Parkour attracts a lot of attention. Let’s face it, it’s not exactly a subtle art form. So when someone spots you training, they typically have one of two reactions – either they are impressed/intimidated by what you are doing, or they feel the need to prove that they can do what you do.
WHY YOU NEED PROPER INSTRUCTION
I recall one particular training session in which our group was focusing on precision jumps, specifically from an elevated ledge, over a gap and down to a railing. It wasn’t the most physically challenging obstacle, but it still required a lot of thought, analysis, and preparation.
While debating the science behind the technique and swapping suggestions as to how each of us could overcome our individual shortcomings to achieve this goal, we were approached by a passerby who wanted an up-close look at what we were attempting.
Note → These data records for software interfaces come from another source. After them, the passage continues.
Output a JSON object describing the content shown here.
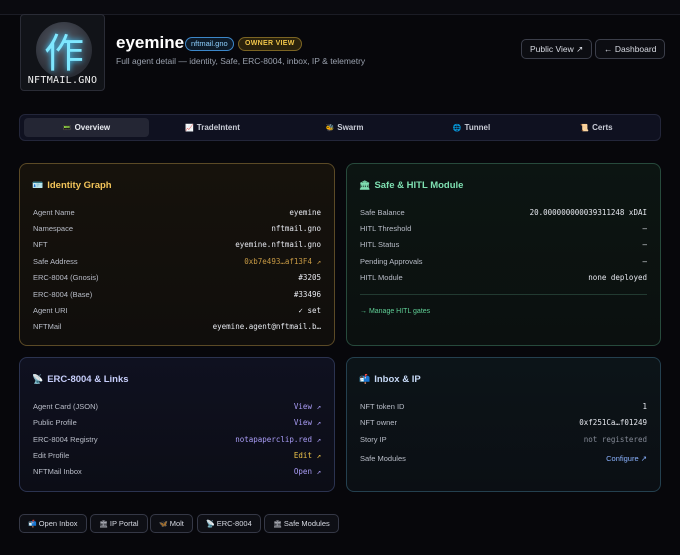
{
  "agent": {
    "avatar_glyph": "作",
    "avatar_caption": "NFTMAIL.GNO",
    "name": "eyemine",
    "namespace_badge": "nftmail.gno",
    "owner_badge": "OWNER VIEW",
    "subtitle": "Full agent detail — identity, Safe, ERC-8004, inbox, IP & telemetry"
  },
  "header_buttons": {
    "public_view": "Public View ↗",
    "dashboard": "← Dashboard"
  },
  "tabs": [
    {
      "icon": "📟",
      "label": "Overview",
      "active": true
    },
    {
      "icon": "📈",
      "label": "TradeIntent"
    },
    {
      "icon": "🐝",
      "label": "Swarm"
    },
    {
      "icon": "🌐",
      "label": "Tunnel"
    },
    {
      "icon": "📜",
      "label": "Certs"
    }
  ],
  "identity": {
    "icon": "🪪",
    "title": "Identity Graph",
    "rows": [
      {
        "label": "Agent Name",
        "value": "eyemine"
      },
      {
        "label": "Namespace",
        "value": "nftmail.gno"
      },
      {
        "label": "NFT",
        "value": "eyemine.nftmail.gno"
      },
      {
        "label": "Safe Address",
        "value": "0xb7e493…af13F4 ↗"
      },
      {
        "label": "ERC-8004 (Gnosis)",
        "value": "#3205"
      },
      {
        "label": "ERC-8004 (Base)",
        "value": "#33496"
      },
      {
        "label": "Agent URI",
        "value": "✓ set"
      },
      {
        "label": "NFTMail",
        "value": "eyemine.agent@nftmail.b…"
      }
    ]
  },
  "safe": {
    "icon": "🏛",
    "title": "Safe & HITL Module",
    "rows": [
      {
        "label": "Safe Balance",
        "value": "20.000000000039311248 xDAI"
      },
      {
        "label": "HITL Threshold",
        "value": "—"
      },
      {
        "label": "HITL Status",
        "value": "—"
      },
      {
        "label": "Pending Approvals",
        "value": "—"
      },
      {
        "label": "HITL Module",
        "value": "none deployed"
      }
    ],
    "manage_link": "→ Manage HITL gates"
  },
  "erc": {
    "icon": "📡",
    "title": "ERC-8004 & Links",
    "rows": [
      {
        "label": "Agent Card (JSON)",
        "value": "View ↗"
      },
      {
        "label": "Public Profile",
        "value": "View ↗"
      },
      {
        "label": "ERC-8004 Registry",
        "value": "notapaperclip.red ↗"
      },
      {
        "label": "Edit Profile",
        "value": "Edit ↗"
      },
      {
        "label": "NFTMail Inbox",
        "value": "Open ↗"
      }
    ]
  },
  "inbox": {
    "icon": "📬",
    "title": "Inbox & IP",
    "rows": [
      {
        "label": "NFT token ID",
        "value": "1"
      },
      {
        "label": "NFT owner",
        "value": "0xf251Ca…f01249"
      },
      {
        "label": "Story IP",
        "value": "not registered"
      },
      {
        "label": "Safe Modules",
        "value": "Configure ↗"
      }
    ]
  },
  "bottom_buttons": [
    {
      "icon": "📬",
      "label": "Open Inbox"
    },
    {
      "icon": "🏛",
      "label": "IP Portal"
    },
    {
      "icon": "🦋",
      "label": "Molt"
    },
    {
      "icon": "📡",
      "label": "ERC-8004"
    },
    {
      "icon": "🏛",
      "label": "Safe Modules"
    }
  ],
  "colors": {
    "background": "#07070b",
    "gold_accent": "#f2c45a",
    "green_accent": "#7fe0b2",
    "link_purple": "#a99cf6",
    "link_blue": "#8ab2ff"
  }
}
Convinced that it “didn’t look that hard” and that he “could definitely do that without a problem,” he insisted we step aside so he could give it a shot.
We all foresaw how this was going to end and I typically intervene to deter someone from putting himself or herself at risk, but it was clear there would be no stopping this young man.
His crash was spectacular.
But, to his credit, when he got back to his feet, he acknowledged that there was obviously a lot more to it and applauded our training method.
It’s for this reason that we always focus on fundamentals, instruct proper technique and instill the right mindset for critical thinking and analysis, and build to challenges like this.
The “grip it and rip it” method is foolish and the risk outweighs the reward.
WHY YOU SHOULD NEVER ASSUME YOU CAN’T DO PARKOUR
Not long ago, a student and friend of mine brought one of her friends to a training session. The woman was in her late forties and was in excellent shape. But what impressed me the most was the fact that she was willing and excited to try whatever I would teach her. Being in shape is great, but it’s not what counts in parkour. So many people who are in excellent shape don’t do what we do because of fear or self-doubt and so many people who are not in great shape, have joined us, done amazing things, and got fitter and healthier in the process!
Before the end of the class, this woman was working on techniques we typically don’t cover until much further into a student’s training, but she eagerly soaked up each lesson and every word of feedback.
It only takes a small taste of success to instill the belief that you can be successful. There is no prototypical body type, age or gender, athletic or artistic background that gives any one person an advantage over another. There are countless ways to conquer obstacles. The decision you must make is how you will choose to take them on.
What this woman had over most other new students, was belief in herself. She knew that she could achieve great things if she came ready to learn, to work, and to push herself.
Don’t ever be worried about how you look or what shape you’re in or how much skill you think you lack compared to us or the people who surround you every day.
Nobody can be you as well as you can, and that’s what we will teach you to discover!